Visiting Georgia on Thursday to campaign for Democratic Sen. Raphael Warnock, former President Barack Obama urged the crowd to turn out at the polls, laying out why the state's Tuesday runoff is significant despite a decided Senate majority, touting Democratic accomplishments and taking multiple jabs at Republican Herschel Walker, who has lobbed his own criticisms at Warnock.
"Some folks are asking, 'Well, if Democrats already have control of the Senate, why does this matter? What is the difference between 50 and 51?' The answer is a lot. Let me break it down for you: An extra senator gives Democrats more breathing room on important bills. It prevents one person from holding up everything," Obama said at a rally in Atlanta.
"The biggest reason 51 is better than 50 because it means Rev. Warnock will keep representing you in Washington," Obama said to cheers.
"As your senator, Rev. Warnock hasn't been off chasing wacky conspiracy theories, he hasn't been drumming up fear and division. They talk about some folks being show horses and some folks being workhorses -- and you've got a workhorse here. He's been working," Obama said, pointing to Warnock.
After Walker recently went viral for his campaign speech comments about vampires and werewolves, Obama joked that he also had those debates ... when he was 7 years old.
"When you spend more time thinking about horror movie fantasies than you do thinking about the people you want to represent, that says something about your priorities," Obama said.
"Mr. Walker decided he wanted to be a werewolf, which is great as far as I'm concerned. He can be anything he wants to be ... except United States Senator," the former president said.
Obama also echoed Warnock's closing campaign pitch, which has largely revolved around what Warnock called a contrast in character -- rather than just politics -- between him and Walker. (Walker, in turn, has said Warnock has controversies of his own and said Warnock doesn't believe in "redemption.")
"You deserve a senator you can be proud of. Somebody who will talk straight to you. Somebody who will fight for you. Somebody who has garnered respect in Washington. Somebody like Rev. Warnock, who has been doing it," Obama said.
Giving a midterm report card, Obama celebrated that many election deniers had lost.
"You may be feeling pretty good, because a few weeks ago people turned out to vote. And as a result, Democrats still have control of the Senate. And because of some of other concerted efforts, in a lot of important states, many of the most egregious, potentially dangerous and -- let's face it -- somewhat crazy folks, election deniers, got beat.
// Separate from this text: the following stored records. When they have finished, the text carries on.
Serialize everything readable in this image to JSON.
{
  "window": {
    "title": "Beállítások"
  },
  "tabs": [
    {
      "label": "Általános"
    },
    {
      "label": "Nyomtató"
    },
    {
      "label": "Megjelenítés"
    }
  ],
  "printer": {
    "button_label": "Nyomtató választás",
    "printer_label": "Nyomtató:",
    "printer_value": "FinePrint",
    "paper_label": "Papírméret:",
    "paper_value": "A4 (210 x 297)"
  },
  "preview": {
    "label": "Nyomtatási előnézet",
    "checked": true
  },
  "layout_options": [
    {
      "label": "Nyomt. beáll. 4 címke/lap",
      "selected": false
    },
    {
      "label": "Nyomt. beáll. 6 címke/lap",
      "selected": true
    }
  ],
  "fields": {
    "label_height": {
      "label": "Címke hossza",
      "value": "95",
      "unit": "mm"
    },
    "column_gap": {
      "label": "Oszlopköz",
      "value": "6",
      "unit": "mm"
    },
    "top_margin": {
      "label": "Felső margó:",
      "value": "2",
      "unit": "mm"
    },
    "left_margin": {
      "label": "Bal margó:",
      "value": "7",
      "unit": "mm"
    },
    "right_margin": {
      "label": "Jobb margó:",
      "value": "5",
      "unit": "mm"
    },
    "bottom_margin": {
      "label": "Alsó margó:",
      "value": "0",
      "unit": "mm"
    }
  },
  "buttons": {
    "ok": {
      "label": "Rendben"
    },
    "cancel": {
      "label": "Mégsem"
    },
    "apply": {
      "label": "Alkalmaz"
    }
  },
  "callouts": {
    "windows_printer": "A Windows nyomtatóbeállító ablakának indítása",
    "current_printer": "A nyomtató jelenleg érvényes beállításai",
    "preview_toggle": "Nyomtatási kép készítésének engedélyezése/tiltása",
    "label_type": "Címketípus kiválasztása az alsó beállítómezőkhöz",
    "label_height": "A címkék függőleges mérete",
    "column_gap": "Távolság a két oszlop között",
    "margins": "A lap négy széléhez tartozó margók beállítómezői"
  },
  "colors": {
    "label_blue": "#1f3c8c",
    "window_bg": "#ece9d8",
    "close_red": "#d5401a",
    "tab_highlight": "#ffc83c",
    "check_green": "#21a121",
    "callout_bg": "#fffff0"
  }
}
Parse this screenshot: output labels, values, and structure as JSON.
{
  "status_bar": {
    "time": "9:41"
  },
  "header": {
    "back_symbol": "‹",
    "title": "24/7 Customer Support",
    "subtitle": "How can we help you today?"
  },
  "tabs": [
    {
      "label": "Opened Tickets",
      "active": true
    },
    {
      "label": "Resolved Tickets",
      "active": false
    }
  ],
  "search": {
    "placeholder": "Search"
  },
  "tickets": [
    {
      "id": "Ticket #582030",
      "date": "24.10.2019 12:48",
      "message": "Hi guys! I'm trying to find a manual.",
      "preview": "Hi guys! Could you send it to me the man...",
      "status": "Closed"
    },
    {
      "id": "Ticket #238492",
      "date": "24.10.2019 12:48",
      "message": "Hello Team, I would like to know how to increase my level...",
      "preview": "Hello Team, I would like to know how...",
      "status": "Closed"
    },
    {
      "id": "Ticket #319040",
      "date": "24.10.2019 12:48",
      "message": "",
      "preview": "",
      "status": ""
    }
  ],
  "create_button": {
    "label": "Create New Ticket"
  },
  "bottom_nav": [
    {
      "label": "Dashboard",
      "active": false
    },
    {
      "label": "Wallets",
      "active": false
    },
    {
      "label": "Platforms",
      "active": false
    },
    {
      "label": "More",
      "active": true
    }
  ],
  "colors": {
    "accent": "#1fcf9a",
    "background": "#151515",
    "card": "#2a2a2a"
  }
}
That's the good news," he said. "It turns out that most Americans prefer leaders who want to bring people together, to solve real problems as opposed to conspiracy theorists and fear mongers. That makes me somewhat optimistic. It's good to know that folks would prefer normal to lunatics."
When Warnock took the stage ahead of Obama on Thursday, he emphasized a common throughline in his campaign: "This is about character and competence."
"We have political differences, that's part of what makes this country a great country. But let me tell you: In my race, this is not about Republican and Democrat. This is not about right and left. This is about the difference between right and wrong," he said.
"I believe in my soul that Georgia knows that Georgia is better than Herschel Walker," he said.
"I don't mind giving credit where credit is due: Herschel Walker was an amazing athlete," he said of the University of Georgia football legend. Warnock added, "He was an amazing running back, and come next Tuesday we're gonna send him running back to Texas."
Talking about how he fought for Saturday voting, Warnock told the crowd that the record-breaking turnout in the runoff so far had "inspired" him but for supporters not to become complacent.
"I don't want us to be lulled to sleep," he said.